I am most proud of my 16+ year partnership with the Humsafar Trust – an amazing LGBTQ+ community organization in India in which we have conducted community prioritized research that has led to the scale-up across India of virtual/mHealth strategies for reaching and engaging gay, bisexual, and other same-gender-loving men (SGLM) for healthcare. It was a big deal when the Humsafar Trust was established in Mumbai in 1994, 24 years before the Supreme Court of India legalized homosexuality.

Tell us about your research.
My research focuses on community-engaged approaches to address inequities in sexual and gender minority health, with a focus on HIV prevention and treatment. These include:

  • ED2PrEP – a five-year, implementation science study supported by the NIH through a $4.2 million grant to test telehealth strategies to improve HIV prevention uptake (including PrEP) and longer-term sexual health among patients seeking care in Montefiore emergency departments.
  • mHealth –a five-year, $2.8 million, NIH-supported comparative-effectiveness trial that is rigorously testing a multi-level behavioral and structural intervention leveraging mobile phones and social media to increase HIV testing and prevention in a cohort of more than 1,000 high-risk residents of Mumbai, India.
  • A three-year, $420,000, NIH-supported longitudinal cohort study elucidating mechanisms by which intersectional stigma impacts HIV treatment engagement for transgender women and gay and bisexual men (GBM) living with HIV in India and identifies targets for support interventions.
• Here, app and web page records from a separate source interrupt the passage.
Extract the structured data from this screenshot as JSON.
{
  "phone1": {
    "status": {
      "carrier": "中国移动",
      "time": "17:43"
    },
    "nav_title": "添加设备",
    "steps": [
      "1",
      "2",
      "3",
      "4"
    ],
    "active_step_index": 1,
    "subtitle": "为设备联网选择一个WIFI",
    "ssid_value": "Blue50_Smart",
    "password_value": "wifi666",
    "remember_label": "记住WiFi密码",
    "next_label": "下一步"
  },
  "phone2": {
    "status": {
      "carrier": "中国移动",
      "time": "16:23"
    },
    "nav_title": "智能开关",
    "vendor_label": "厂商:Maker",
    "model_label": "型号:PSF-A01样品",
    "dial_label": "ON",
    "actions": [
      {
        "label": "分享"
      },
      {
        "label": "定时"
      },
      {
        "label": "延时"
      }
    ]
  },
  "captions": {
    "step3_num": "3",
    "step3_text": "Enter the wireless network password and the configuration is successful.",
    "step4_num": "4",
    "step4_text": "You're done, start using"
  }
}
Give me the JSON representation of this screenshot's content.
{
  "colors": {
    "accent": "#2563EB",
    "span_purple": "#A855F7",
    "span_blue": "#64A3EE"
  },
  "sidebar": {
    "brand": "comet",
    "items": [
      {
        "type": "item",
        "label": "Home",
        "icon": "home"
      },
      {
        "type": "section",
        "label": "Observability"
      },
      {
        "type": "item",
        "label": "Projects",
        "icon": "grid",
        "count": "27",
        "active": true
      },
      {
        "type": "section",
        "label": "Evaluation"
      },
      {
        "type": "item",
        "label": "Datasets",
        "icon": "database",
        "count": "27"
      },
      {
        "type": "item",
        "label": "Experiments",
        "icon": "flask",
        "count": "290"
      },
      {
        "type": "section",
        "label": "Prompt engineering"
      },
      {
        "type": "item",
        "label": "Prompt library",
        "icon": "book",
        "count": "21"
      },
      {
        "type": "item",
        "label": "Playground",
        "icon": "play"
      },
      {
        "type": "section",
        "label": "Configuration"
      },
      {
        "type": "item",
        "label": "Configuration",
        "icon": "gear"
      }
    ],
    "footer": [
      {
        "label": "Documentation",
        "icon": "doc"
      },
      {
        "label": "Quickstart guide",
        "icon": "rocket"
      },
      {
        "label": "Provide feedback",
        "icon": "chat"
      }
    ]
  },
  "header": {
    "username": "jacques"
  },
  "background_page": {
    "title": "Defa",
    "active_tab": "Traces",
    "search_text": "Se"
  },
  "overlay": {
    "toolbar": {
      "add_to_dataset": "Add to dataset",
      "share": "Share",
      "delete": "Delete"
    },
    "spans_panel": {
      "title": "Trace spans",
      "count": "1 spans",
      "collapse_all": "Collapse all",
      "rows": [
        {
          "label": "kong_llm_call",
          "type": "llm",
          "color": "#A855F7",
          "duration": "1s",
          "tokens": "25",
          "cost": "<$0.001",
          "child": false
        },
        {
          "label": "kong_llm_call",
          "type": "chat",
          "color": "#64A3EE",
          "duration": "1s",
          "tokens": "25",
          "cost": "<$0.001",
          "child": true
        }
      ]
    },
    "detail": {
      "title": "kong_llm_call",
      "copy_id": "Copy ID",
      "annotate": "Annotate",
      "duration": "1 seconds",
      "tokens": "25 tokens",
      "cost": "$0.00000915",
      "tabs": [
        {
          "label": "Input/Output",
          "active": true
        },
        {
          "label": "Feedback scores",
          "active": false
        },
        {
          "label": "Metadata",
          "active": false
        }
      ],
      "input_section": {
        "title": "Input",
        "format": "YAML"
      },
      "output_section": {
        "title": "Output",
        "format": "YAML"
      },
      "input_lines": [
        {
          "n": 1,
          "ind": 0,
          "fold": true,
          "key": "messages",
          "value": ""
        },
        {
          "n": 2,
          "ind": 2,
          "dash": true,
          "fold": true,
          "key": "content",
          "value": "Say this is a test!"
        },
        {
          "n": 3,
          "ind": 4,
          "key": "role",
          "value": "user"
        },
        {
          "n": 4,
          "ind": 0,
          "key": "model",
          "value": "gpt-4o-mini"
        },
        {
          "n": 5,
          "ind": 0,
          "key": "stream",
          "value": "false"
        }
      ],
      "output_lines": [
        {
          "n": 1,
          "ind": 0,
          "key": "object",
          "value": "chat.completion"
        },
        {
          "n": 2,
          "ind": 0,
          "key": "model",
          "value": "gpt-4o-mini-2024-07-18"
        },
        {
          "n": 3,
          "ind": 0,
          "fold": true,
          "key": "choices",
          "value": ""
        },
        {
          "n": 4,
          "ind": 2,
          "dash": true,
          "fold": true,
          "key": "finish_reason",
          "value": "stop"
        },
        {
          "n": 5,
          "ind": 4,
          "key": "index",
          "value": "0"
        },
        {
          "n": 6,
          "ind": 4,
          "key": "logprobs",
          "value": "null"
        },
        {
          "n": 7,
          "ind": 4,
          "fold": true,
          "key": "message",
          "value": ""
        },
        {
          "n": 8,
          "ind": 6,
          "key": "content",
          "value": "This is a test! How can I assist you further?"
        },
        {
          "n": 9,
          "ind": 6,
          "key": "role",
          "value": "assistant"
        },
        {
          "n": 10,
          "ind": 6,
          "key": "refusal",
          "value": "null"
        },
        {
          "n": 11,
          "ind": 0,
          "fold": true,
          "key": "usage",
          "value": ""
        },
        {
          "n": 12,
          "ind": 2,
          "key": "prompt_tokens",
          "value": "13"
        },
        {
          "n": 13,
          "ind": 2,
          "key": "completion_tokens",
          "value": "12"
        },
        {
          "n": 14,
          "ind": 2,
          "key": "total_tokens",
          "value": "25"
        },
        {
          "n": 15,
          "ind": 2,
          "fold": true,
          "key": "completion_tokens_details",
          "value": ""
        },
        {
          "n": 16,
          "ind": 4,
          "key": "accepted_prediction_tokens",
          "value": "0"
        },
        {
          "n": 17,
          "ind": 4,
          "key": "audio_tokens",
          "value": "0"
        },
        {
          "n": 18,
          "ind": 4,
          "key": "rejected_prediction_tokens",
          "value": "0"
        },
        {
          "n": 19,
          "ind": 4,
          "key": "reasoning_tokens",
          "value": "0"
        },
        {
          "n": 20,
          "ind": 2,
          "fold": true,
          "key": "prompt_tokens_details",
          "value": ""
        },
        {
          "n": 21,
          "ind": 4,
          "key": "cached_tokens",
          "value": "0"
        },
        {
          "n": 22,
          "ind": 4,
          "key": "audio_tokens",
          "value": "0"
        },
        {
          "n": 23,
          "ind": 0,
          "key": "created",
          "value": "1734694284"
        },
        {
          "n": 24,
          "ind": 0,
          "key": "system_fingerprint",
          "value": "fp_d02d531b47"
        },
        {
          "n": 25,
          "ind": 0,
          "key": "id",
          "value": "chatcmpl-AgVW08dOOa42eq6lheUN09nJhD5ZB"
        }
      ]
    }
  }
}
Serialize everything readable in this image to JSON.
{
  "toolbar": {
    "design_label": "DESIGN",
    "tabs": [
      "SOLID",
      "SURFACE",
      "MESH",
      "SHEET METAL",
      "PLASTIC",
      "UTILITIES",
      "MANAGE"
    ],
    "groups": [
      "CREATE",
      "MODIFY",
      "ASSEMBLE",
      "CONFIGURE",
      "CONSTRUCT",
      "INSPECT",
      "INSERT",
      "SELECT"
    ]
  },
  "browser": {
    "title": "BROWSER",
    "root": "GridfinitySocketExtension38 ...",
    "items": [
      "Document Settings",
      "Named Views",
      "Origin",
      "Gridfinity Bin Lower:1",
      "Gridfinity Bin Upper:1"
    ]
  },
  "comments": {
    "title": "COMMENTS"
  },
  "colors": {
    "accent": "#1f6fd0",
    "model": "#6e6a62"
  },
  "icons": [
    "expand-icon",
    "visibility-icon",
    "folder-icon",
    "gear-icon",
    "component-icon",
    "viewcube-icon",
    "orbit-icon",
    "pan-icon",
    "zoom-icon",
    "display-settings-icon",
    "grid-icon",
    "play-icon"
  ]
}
Tell us about your teaching role.
I facilitate resident scholarly projects for the Primary Care/Social Internal Medicine residents providing mentorship. I also advise and teach LGBTQ+ healthcare topics to Einstein medical students and residents, and attend on the inpatient internal medicine service.

What are your experiences being a physician of South Asian heritage?
From a young age I have had many physician role models of South Asian heritage. Immigration policies that started in the 1960s resulted in a large proportion of South Asian immigrants being physicians, so there were a lot of role models to choose from. However, there has historically been a lack of visibility of South Asian and other Asian physicians in the U.S. identifying as LGBTQ+ and those doing work in this space. So, I had to create my own path (with amazing support from mentors and teachers at Montefiore Einstein).

How, if at all, has it informed your work in LGBTQ+ health?
The lack of representation or visibility of physicians identifying as LGBTQ+ – especially those who are South Asian – as well as those doing work that address the health of South Asian LGBTQ+ people globally, has motivated me to help address this gap. Additionally, it has informed my work in the Bronx focusing on LGBTQ+ health research among the Bronx LGBTQ+ population that has not been included historically in health research efforts.